Jean Cocteau

جان كوكتو
让·科克托
ז’אן קוקטו
ジャン·コクトー
장 콕토
ЖАН КОКТО
Orphée
“The three basic themes of Orphée are:1-The successive deaths through which a poet must pass before he becomes, in that admirable line from Mallarmé, tel qu’en lui-même enfin l’éternité le change—changed into himself at last by eternity.2-The theme of immortality: the person who represents Orphée’s Death sacrifices herself and abolishes herself to make the poet immortal.3-Mirrors: we watch ourselves grow old in mirrors. They bring us closer to death.

JEANNE QUINN

A Thousand Tiny Deaths

SAM TAYLOR WOOD

a little death

Despite the broader reference to the traditional pictorial genre of “still life”, disseminated from the Dutch and Spanish painters of the 15th, 16th and 17th centuries, ‘Still life’ from 2001 and ‘A little death’ from 2002 refer especially to the painting of transient elements of the French Jean-Baptiste-Siméon Chardin (1699-1779) to discuss the distortion and inexorability of time, the finitude of life or, above all, the interdependence between life and death. The title makes a direct reference to the expression with which the French philosopher Georges Bataille defined the orgasm: ‘une petite mort‘.

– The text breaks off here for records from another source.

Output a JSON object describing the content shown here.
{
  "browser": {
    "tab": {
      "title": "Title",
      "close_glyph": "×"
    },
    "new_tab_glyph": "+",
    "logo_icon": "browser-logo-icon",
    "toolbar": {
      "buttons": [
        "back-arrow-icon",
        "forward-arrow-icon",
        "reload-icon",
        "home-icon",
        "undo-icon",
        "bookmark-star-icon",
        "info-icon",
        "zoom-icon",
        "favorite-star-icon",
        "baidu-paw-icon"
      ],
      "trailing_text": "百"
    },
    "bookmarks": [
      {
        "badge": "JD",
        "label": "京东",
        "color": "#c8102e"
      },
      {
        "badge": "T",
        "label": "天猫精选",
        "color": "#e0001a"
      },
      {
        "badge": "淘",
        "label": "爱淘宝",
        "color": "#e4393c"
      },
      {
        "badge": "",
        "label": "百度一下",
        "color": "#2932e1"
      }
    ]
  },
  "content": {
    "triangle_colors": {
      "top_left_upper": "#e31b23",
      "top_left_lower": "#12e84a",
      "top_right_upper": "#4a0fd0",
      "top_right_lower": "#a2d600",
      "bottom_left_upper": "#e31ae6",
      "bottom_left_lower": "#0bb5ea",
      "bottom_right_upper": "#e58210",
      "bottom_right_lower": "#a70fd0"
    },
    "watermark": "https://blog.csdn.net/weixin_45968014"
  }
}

Philip Glass

Akhnaten
Portrait Trilogy:Einstein; Akhnaten; Gandhi
According to the composer, this work is the culmination of his two other biographical operas, Einstein on the Beach (about Albert Einstein) and Satyagraha (about Mahatma Gandhi). These three people – Akhenaten, Einstein and Gandhi – were all driven by an inner vision which altered the age in which they lived, in particular Akhenaten in religion, Einstein in science, and Gandhi in politics.
The text, taken from original sources, is sung in the original languages, linked together with the commentary of a narrator in a modern language, such as English or German. Egyptian texts of the period are taken from a poem of Akhenaten himself, from the Book of the Dead, and from extracts of decrees and letters from the Amarna period, the seventeen-year period of Akhenaten’s rule. Other portions are in Akkadian and Biblical Hebrew. Akhnaten’s Hymn to the Sun is sung in the language of the audience.
OPERA

Tatsumi Hijikata

Hosotan

Hijikata conceived of Ankoku Butoh from its origins as an outlaw form of dance-art, and as constituting the negation of all existing forms of Japanese dance. Inspired by the criminality of the French novelist Jean Genet, Hijikata wrote manifestoes of his emergent dance form with such as titles as ‘To Prison’. His dance would be one of corporeal extremity and transmutation, driven by an obsession with death, and imbued with an implicit repudiation of contemporary society and media power. Many of his early works were inspired by figures of European literature such as the Marquis de Sade and the Comte de Lautréamont, as well as by the French Surrealist movement, which had exerted an immense influence on Japanese art and literature, and had led to the creation of an autonomous and influential Japanese variant of Surrealism, whose most prominent figure was the poet Shuzo Takiguchi, who perceived Ankoku Butoh as a distinctively ‘Surrealist’ dance-art form.